The youth-written stories in Represent give inspiration and information to teens in foster care while offering staff insight into those teens’ struggles.

Email Newsletter icon
Follow us on:
Share Youth Communication Follow Represent on Facebook Follow Represent on YouTube Follow Represent on Twitter
Follow Represent on Facebook Follow Represent on YouTube Follow Represent on Twitter

Making the Best Out of Foster Care
Finding the road that's right for you.
author image The author opts for a group home rather than a "fake family" of foster parents and tries to take full advantage of what the system offers.

I grew up in New York, but when I was 13 my family moved to South Africa—where my parents are from. Then, at age 15, I returned to the U.S. on my own... [more]
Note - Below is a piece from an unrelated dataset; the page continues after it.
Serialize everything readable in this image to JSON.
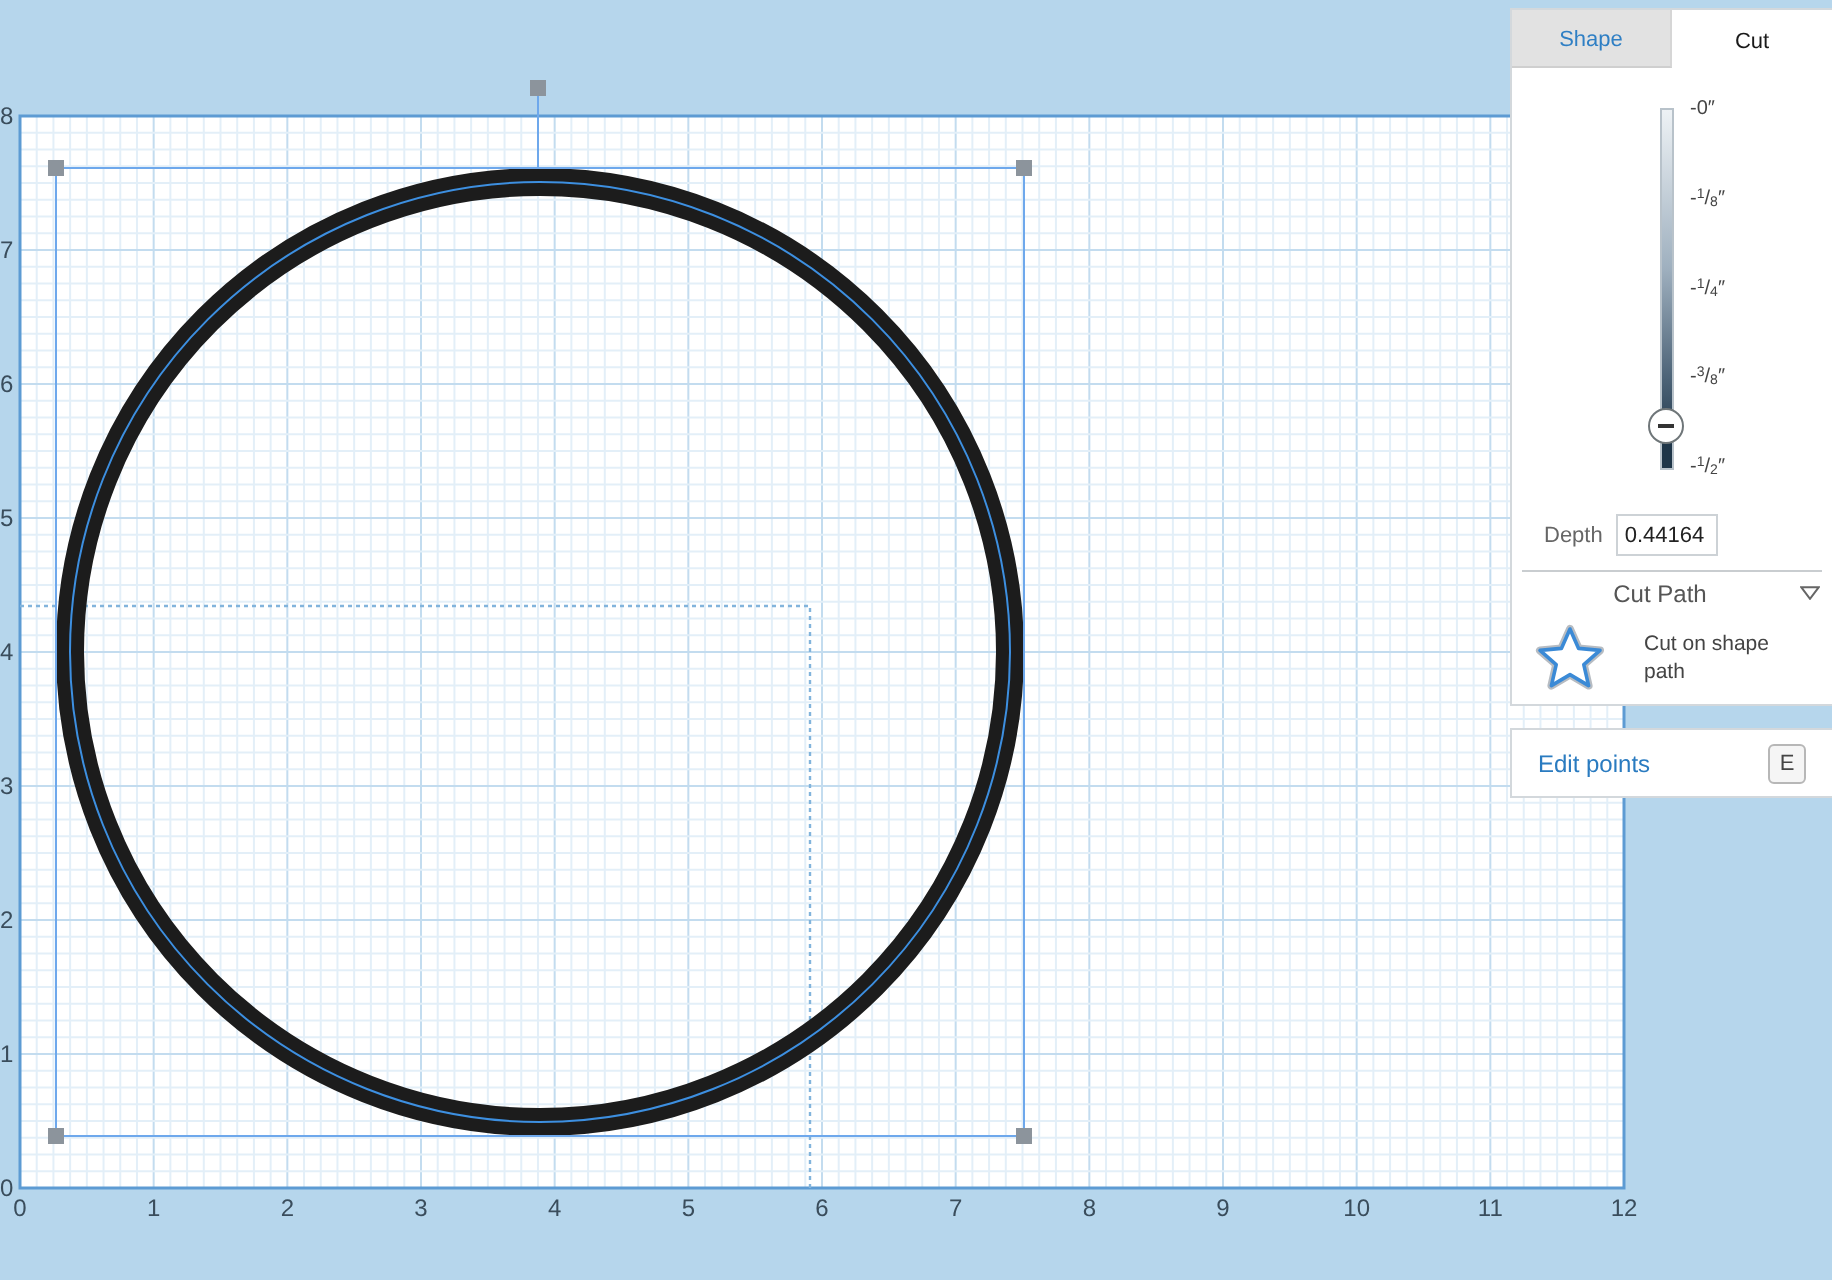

Fixing Foster Care Fixing Foster Care
How I'd Change the System - Give Us Privacy - When a Staff You Love Leaves - 5 Tips for Foster Parents - ALSO: Movie Review: The Florida Project PLUS - Writing Contest: Win $100!
[more stories]
Respect, Listen: A Longtime Child Welfare Worker on What Works Tayia interviews MyraMae King, who worked in child welfare for almost 40 years. King shares suggestions including involving birth parents more and helping youth stay in touch with all good caregivers. [more]
Not Ready to Feel It All Yet The author goes into care for five months with little explanation. He copes by narrowing his vision down to doing well in school and trying not to worry about what he can't control. [more]
5 Things Foster Parents Should Do Sedrick takes bad foster care experiences and turns them into concrete suggestions to help foster parents make youth feel more welcome and safe. [more]
[LESSON PLAN]
Mentors Get and Give A mentor program in New York City features one-on-one outings between mentor and mentee, but also group meetings where everybody shares experiences and advice. [more]
Why Can’t Kinship Care Be More Like a Normal Family? This writer from California lives with her grandparents and is frustrated by kinship care rules like no sleepovers and keeping curfews. [more]
When a Staff You Love Leaves Zariah is placed in a home for pregnant and parenting teens and hates it. She connects with only one staff, who supports and advises her, but then quits without saying goodbye. [more]
[LESSON PLAN]
The System Hasn’t Served My Family Tayia went into care as a child, then was returned to her mother. She takes issue with how child welfare handled all of it and says what might have helped her. [more]
Let Me Grow Up Demetria's foster mom is loving and supportive but doesn't give Demetria the privacy or freedom that a teenager needs and that Demetria feels she has earned. [more]
Trying to Make Up Lost Time When the writer’s mom is released from prison after nine years, it takes time for the two to adjust. Although the writer remains guarded, she is open to building a closer relationship. [more]
Don’t Push Me Out, Push Me Forward Selena moves from foster home to foster home and doesn’t feel like she belongs anywhere. Fed up, she acts out in school. If teachers tried to understand her, she’d make more of an effort to succeed academically. [more]
[LESSON PLAN]
Visit Our Online Store